29. Defendant White told plaintiff Kia Gaymon that if she did not stop videoing him he would enter her house, take her cell phone from her and place her under arrest.
30. Plaintiff Kia Gaymon opened the storm door at the front entrance of the home and told defendant White that he was not permitted to enter her home.
31. Immediately thereafter, defendant White walked up the steps toward the front entrance as if he was going to enter the home.
32. Before entering the home, however, defendant White grabbed plaintiff Sanshuray Purnell, placed her under arrest by handcuffing her and threatened to deploy his Taser against her.
33. Defendant Eckert escorted plaintiff Sanshuray Purnell from the scene.
34. Once plaintiff Sanshuray Purnell was removed from the front stoop, defendant White entered plaintiffs’ home and ordered plaintiff Kia Gaymon to stop videoing him.
35. Immediately after defendant White entered the home, plaintiffs Michael Gaymon and Kia Gaymon told defendant White that they did not consent to his entry of their home and that he was not permitted to be in their home.
36. Defendant White ignored plaintiffs Michael Gaymon and Kia Gaymon, grabbed plaintiff Kia Gaymon, pushed her up against the wall and held his Taser against her chest.
37. As defendant White did so, defendants Eckert and Does, fellow officers of the Collingdale Police Department, joined defendant White and placed plaintiff Kia Gaymon under arrest.
38. Defendants White, Eckert and Does removed plaintiff Kia Gaymon from her home.

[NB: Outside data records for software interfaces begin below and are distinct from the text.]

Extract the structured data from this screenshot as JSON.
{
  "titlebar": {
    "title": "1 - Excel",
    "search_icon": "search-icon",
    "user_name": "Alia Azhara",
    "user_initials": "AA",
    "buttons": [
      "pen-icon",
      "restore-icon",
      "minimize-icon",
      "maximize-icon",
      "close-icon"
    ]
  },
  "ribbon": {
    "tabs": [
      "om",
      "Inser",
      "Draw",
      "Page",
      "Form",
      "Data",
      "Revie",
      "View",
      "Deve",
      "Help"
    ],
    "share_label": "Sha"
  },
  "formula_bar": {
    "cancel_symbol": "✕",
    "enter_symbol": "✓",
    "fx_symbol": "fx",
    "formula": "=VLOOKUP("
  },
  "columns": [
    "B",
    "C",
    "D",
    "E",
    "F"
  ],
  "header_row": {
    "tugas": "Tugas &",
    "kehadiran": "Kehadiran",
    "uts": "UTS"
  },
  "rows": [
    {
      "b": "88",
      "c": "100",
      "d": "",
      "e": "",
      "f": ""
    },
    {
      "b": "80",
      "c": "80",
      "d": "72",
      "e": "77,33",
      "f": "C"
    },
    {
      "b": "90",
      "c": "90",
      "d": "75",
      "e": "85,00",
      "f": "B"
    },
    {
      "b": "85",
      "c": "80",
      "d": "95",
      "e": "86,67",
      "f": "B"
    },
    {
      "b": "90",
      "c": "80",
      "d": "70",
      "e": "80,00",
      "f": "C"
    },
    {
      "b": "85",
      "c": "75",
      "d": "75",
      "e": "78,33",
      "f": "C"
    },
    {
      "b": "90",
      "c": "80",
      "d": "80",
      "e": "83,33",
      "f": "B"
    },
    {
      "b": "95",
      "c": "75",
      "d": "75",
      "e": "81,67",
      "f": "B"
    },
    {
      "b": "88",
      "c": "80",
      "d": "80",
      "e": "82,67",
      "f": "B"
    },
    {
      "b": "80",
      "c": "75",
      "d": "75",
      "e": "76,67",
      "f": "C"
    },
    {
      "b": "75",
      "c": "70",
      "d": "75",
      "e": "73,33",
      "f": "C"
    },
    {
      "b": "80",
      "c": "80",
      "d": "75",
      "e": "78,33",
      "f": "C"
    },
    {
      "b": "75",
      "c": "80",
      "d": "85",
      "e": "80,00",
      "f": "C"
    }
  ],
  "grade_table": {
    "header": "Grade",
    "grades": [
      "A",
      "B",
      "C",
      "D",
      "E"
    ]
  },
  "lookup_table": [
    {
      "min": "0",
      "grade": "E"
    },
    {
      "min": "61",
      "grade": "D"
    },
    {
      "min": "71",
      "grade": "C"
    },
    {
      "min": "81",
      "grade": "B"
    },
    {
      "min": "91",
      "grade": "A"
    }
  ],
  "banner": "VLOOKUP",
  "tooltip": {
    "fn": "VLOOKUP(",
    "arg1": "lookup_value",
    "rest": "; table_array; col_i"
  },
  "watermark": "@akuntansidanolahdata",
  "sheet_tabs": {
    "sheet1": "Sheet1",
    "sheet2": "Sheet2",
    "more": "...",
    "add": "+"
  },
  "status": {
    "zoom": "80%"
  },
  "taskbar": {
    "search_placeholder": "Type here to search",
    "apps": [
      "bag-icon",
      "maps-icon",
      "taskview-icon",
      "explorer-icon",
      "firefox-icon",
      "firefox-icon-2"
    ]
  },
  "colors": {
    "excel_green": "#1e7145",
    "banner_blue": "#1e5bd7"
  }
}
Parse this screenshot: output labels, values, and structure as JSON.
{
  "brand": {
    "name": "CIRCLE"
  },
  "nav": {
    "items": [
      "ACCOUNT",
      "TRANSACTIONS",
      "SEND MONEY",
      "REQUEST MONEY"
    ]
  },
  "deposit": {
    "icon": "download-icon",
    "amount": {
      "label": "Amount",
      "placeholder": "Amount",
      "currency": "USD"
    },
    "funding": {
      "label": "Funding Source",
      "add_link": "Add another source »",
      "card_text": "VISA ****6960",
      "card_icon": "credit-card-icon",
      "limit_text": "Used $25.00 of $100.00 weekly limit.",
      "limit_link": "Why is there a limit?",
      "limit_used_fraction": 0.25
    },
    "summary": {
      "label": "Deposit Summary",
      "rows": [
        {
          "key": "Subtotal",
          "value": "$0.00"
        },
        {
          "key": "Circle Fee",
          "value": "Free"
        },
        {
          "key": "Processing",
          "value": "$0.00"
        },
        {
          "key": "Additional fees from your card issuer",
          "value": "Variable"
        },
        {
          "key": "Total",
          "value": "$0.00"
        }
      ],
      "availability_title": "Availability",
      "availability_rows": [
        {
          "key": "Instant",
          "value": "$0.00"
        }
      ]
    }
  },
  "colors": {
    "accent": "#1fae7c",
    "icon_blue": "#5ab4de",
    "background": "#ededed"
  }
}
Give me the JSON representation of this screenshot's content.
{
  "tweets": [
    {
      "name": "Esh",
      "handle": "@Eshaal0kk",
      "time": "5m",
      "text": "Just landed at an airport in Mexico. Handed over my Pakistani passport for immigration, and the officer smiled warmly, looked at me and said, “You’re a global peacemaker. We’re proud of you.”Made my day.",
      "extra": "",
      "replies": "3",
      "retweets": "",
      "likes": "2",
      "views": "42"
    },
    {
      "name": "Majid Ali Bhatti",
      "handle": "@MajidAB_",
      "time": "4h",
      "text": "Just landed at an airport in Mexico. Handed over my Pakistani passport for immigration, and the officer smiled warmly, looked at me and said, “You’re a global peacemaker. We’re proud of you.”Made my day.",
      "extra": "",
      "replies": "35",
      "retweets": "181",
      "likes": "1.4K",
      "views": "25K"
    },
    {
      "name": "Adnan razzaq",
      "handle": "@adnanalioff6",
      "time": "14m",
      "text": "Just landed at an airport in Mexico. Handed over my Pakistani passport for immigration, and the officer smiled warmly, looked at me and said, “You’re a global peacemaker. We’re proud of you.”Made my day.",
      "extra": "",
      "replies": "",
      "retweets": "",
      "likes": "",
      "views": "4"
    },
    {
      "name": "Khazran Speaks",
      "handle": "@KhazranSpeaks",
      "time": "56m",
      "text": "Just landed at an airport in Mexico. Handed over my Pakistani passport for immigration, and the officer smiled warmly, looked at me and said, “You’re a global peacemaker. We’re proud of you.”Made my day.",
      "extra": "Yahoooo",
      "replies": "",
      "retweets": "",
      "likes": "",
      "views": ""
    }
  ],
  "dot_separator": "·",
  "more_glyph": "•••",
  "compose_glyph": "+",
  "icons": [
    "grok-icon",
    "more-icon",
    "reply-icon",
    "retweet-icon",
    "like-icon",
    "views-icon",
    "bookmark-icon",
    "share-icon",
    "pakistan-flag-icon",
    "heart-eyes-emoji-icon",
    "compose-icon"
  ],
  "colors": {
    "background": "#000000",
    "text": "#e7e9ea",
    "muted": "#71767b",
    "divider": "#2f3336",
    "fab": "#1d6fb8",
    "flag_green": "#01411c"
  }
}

39. Defendants White, Eckert and Does placed plaintiffs Kia Gaymon and Sanshuray Purnell in separate police vehicles and drove them to the Collingdale Police Station.